SHOCKING footage of firefighters being attacked with bricks and fireworks has been released in a bid to cut down on such incidents.
West Yorkshire Fire and Rescue Service (WYFRS) is launching a campaign, More than a Uniform, after seeing a spike in violent incidents towards crews in the last year.
The latest attack was on Sunday evening when crews were attending a fire in the open in Bradford and fireworks were thrown at them.
One firefighter was hit by a firework in the stomach and despite not receiving serious injury he has had to take time off work.
Fire authority chairman Clr Judith Hughes, also a Labour councillor for Almondbury, said: “We cannot understand why anyone would want to attack our crews who deliver an invaluable public service day in and day out.

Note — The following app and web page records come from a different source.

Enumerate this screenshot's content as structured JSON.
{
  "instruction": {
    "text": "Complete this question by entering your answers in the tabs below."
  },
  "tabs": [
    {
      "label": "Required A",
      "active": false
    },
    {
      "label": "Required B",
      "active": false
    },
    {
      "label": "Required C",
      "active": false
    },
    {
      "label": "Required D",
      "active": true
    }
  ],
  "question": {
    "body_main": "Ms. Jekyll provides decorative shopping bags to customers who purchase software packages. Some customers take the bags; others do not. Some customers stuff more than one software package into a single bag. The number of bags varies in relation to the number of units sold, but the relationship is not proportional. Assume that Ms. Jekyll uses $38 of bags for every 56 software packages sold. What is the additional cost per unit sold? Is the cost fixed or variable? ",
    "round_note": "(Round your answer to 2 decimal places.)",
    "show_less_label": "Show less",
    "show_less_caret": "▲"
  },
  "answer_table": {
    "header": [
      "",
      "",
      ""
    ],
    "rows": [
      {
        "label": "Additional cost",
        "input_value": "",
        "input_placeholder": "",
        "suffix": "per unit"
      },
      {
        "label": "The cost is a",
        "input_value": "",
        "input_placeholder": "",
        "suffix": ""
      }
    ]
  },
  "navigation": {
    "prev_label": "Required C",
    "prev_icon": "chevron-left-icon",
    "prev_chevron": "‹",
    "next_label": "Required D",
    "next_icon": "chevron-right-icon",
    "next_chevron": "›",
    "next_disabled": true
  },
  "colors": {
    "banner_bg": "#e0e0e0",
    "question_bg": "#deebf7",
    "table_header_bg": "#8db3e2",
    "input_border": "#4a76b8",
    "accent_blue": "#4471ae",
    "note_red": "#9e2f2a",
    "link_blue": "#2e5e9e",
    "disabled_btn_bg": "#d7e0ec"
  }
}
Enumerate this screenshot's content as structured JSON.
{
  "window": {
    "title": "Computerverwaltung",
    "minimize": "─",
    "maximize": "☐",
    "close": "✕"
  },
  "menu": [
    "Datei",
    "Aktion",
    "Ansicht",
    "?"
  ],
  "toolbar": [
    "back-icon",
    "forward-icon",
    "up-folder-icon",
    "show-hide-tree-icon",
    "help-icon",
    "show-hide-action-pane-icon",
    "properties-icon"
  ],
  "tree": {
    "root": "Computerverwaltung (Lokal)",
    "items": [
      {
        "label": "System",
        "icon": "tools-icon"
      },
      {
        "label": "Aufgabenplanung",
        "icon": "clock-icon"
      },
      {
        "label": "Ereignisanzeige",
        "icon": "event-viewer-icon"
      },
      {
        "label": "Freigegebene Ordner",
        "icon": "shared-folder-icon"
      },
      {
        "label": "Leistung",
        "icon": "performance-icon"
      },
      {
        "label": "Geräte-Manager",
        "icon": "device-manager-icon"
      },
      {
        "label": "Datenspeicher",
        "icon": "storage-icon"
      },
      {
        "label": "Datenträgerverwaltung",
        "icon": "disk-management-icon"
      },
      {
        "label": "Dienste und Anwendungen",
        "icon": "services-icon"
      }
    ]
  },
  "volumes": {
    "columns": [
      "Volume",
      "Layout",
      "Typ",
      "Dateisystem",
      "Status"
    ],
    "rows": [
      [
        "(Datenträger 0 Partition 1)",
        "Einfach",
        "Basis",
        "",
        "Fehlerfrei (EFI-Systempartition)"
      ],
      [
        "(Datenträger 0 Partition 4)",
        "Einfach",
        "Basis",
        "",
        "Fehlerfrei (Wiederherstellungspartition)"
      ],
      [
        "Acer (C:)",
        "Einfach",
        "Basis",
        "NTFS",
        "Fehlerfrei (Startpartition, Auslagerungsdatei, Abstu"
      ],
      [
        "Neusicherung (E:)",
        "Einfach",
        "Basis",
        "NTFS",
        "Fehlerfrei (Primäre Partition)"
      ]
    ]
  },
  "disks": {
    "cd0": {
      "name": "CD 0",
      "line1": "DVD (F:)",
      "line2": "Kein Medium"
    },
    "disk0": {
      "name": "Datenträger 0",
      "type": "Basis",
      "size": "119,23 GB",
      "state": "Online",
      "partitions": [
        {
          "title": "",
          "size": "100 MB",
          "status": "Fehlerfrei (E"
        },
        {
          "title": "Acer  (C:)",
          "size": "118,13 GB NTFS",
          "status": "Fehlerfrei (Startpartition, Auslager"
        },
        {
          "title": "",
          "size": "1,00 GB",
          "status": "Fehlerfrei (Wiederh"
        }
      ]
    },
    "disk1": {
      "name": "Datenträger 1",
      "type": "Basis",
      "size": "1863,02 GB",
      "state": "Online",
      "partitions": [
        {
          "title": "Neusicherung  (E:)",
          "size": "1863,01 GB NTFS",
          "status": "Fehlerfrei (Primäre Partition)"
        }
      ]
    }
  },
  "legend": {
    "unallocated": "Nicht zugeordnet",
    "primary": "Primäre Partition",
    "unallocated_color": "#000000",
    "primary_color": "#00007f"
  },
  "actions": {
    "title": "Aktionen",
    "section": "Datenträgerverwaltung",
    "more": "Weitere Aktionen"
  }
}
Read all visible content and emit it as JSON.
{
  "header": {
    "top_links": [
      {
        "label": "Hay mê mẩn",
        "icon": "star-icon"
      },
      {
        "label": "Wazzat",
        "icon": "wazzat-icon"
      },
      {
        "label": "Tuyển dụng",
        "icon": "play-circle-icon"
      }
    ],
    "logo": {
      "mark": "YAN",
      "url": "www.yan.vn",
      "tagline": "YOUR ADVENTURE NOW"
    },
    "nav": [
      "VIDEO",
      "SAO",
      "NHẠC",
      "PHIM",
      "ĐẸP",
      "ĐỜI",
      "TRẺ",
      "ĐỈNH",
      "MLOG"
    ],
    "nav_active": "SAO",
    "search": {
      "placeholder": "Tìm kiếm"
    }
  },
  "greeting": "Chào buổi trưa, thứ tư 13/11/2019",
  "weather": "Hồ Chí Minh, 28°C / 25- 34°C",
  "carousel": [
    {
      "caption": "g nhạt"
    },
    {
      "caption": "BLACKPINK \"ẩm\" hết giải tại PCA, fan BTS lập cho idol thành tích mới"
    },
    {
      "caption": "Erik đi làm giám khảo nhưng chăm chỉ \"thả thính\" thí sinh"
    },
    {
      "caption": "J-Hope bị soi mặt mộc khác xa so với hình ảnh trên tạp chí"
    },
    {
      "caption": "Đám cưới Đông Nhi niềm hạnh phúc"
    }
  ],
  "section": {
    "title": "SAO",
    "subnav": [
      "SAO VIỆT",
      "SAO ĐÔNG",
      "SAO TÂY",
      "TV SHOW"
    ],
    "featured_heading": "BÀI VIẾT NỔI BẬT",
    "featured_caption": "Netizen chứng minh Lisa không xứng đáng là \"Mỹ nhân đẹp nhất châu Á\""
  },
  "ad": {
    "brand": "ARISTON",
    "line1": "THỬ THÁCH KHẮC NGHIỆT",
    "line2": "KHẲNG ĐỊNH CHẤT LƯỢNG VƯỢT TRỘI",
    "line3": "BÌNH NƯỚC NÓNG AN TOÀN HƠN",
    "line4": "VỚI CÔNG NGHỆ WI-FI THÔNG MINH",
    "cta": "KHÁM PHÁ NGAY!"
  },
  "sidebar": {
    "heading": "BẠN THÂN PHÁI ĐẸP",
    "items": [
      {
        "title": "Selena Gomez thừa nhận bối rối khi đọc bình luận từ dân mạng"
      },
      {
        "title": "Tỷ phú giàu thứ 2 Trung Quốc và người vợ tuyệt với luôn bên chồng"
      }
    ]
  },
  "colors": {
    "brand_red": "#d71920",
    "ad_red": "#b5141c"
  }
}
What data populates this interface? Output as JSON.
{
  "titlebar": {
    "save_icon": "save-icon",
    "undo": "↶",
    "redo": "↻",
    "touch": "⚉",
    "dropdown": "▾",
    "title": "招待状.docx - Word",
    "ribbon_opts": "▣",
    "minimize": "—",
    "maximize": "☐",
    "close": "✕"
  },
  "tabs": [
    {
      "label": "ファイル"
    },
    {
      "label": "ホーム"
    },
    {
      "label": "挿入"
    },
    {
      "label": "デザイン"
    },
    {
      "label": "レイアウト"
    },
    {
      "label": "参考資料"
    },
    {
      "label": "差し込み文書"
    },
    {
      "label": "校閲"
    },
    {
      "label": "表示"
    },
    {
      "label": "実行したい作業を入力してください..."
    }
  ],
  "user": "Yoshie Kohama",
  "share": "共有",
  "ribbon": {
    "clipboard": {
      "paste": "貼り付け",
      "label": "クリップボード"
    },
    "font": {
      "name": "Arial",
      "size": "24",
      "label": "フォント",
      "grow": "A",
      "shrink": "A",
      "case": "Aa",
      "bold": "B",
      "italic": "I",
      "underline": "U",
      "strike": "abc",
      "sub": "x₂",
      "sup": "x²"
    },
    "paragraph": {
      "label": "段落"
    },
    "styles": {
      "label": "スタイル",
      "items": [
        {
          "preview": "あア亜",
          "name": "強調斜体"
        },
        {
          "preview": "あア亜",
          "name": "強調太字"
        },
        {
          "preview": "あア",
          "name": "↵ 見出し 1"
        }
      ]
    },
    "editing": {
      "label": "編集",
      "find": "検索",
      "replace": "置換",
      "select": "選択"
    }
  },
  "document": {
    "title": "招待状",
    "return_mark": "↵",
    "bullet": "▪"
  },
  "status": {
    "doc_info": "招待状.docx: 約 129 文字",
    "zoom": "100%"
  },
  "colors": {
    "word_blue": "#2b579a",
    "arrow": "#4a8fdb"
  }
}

“Bonfire Night is the busiest time of the year for the Fire Service and crews do not need the extra pressure of looking over their shoulders in case a brick or firework is being hurled at them.
“We support the recent bill to Parliament to strengthen legislation in order to deliver tougher penalties for attacks on emergency service personnel and we hope this will act as a deterrent to reckless individuals.”
Figures show there were 95 violent events in West Yorkshire in 2016/17 – up 30 on the previous year.
Firefighters have sustained bruising, head injuries and hearing problems as a result of attacks against them.
The campaign, called More than a Uniform, features staff with their families to show that yobs are not harming a uniform, they’re harming someone’s loved one.
The brigade says such attacks peak at this time of year, in total 33 of the attacks happened in the month of November 2016 and 20 were on Bonfire Night itself.
At the latest incident in Bradford an 18-year-old was arrested and it’s led to the fire service reviewing its attendance of incidents in this area, with it saying it will prioritise where there is a risk to life.
Deputy chief fire officer Dave Walton said: “Attacks on our operational staff are now at their highest in five years.
“The rise in attacks on our crews is gravely concerning to us and as we approach the bonfire period, when we tend to see a flurry, we are delivering a clear message that it will not be tolerated.
“We believe our crews are sometimes targeted as they are seen as a ‘uniformed authority figure’ so our campaign aims to open people’s eyes to the fact that if you attack a firefighter, you may be attacking a mum or dad, a wife or husband, or brother or sister.
“Already this year we have seen a handful of attacks on crews using fireworks and it is only a matter of time before an operational firefighter is seriously injured.”
Fire engines are fitted with cameras to gather evidence of attacks.